Reinforced protection of minors and prevention against addiction and money laundering:
As regards the fight against fraud and money laundering, the operators must require that all their players disclose their personal contact information (name, age, address, etc.).
The operators will have to help combat online gaming addiction, for instance to make sure that none of their players are minors and display a warning (on the home page) about the prohibition of minors before the players can access the website (the date of birth of each player is required for each visit). They will also have to set a money deposit limit, and they will have to constantly display the player's balance. No credit may be extended to players. A State-approved hotline service for addicted players should always be available.
Operators having their head office, subsidiary or equipment located in a State or territory classified as a tax haven will not be eligible for a licence.
Advertisement: advertising for duly licensed online gambling sites is allowed, as long as the public is warned against gaming addiction and that minors are not targeted in the ads (6).
Level playing field: In order to ensure that current illegal operators (7) do not gain an unfair competitive advantage, the ARJEL will require that they close their players’ accounts. Moreover, automatic transfers from existing unlawful sites to new sites under licence will not be possible; in other words, a player who was formerly registered with an illegal site must actively seek re-registration with the new site.
Fight against unlawful sites:
The bill states that any illegal operator soliciting players may be jailed for up to three years and liable to pay a 90,000 euros fine (or 200,000 for organized groups). These amounts are twice the existing penalties under French law. Anyone advertising such websites may also be fined up to 30,000 euros.
While the initial bill as tabled gave the ARJEL the power to block illegal websites, the amended bill provides that such blocking may only be ordered by a judge.
The bill now moves to the Senate where it is to be debated in January 2010. The government’s aim is to have the law in force in the spring of 2010 such that there will be licensed operators ready with up and running sites in time for the June 2010 FIFA World Cup.
Asim Singh and Thomas Debiesse
1 FDJ enjoys a monopoly over lotteries and sports betting ; PMU enjoys a monopoly over horse race betting where bets are placed outside of the race track (the PMH controls on-track betting).
2 The bill maintained the monopoly of “Française des jeux” and “PMU” for retail outlets (i.e. bricks & mortar) gambling and betting, as well as for on-line games relying solely on chance (lotteries and scratch card games).
3 This was a result of specific criticism by the European Commission in its June 2009 Detailed Opinion.
4 The precise cap will be determined by decree at a later stage. This point was criticized by the European Commission in its June 2009 Detailed Opinion (for lack of evidence between the measure and its effectiveness in limiting addiction) but nevertheless maintained in the bill.
5 Such agreements are, of course, independent of sponsorship contracts which the organisers are free to enter into (on an exclusive or non-exclusive basis).

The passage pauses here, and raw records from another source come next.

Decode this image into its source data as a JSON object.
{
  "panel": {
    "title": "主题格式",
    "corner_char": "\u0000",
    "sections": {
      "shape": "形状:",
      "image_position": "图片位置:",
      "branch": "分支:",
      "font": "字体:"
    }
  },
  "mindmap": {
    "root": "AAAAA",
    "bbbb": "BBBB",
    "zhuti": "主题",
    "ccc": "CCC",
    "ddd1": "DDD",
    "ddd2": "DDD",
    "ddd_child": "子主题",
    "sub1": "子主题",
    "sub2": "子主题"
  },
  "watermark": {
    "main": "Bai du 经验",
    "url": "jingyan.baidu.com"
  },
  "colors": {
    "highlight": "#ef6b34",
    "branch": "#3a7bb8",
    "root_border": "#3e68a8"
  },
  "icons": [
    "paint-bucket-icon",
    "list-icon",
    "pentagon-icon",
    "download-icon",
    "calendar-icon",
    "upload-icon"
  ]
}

6 The professional advertising watchdog (Authority for Regulation in Advertising - Autorité de Régulation Professionnelle de la Publicité, ARPP) issued in July 2009 a recommendation designed to foster “responsible advertising” when it comes to gambling (both online and offline).
7 i.e., all operators currently present in the French market other than FDJ and PMU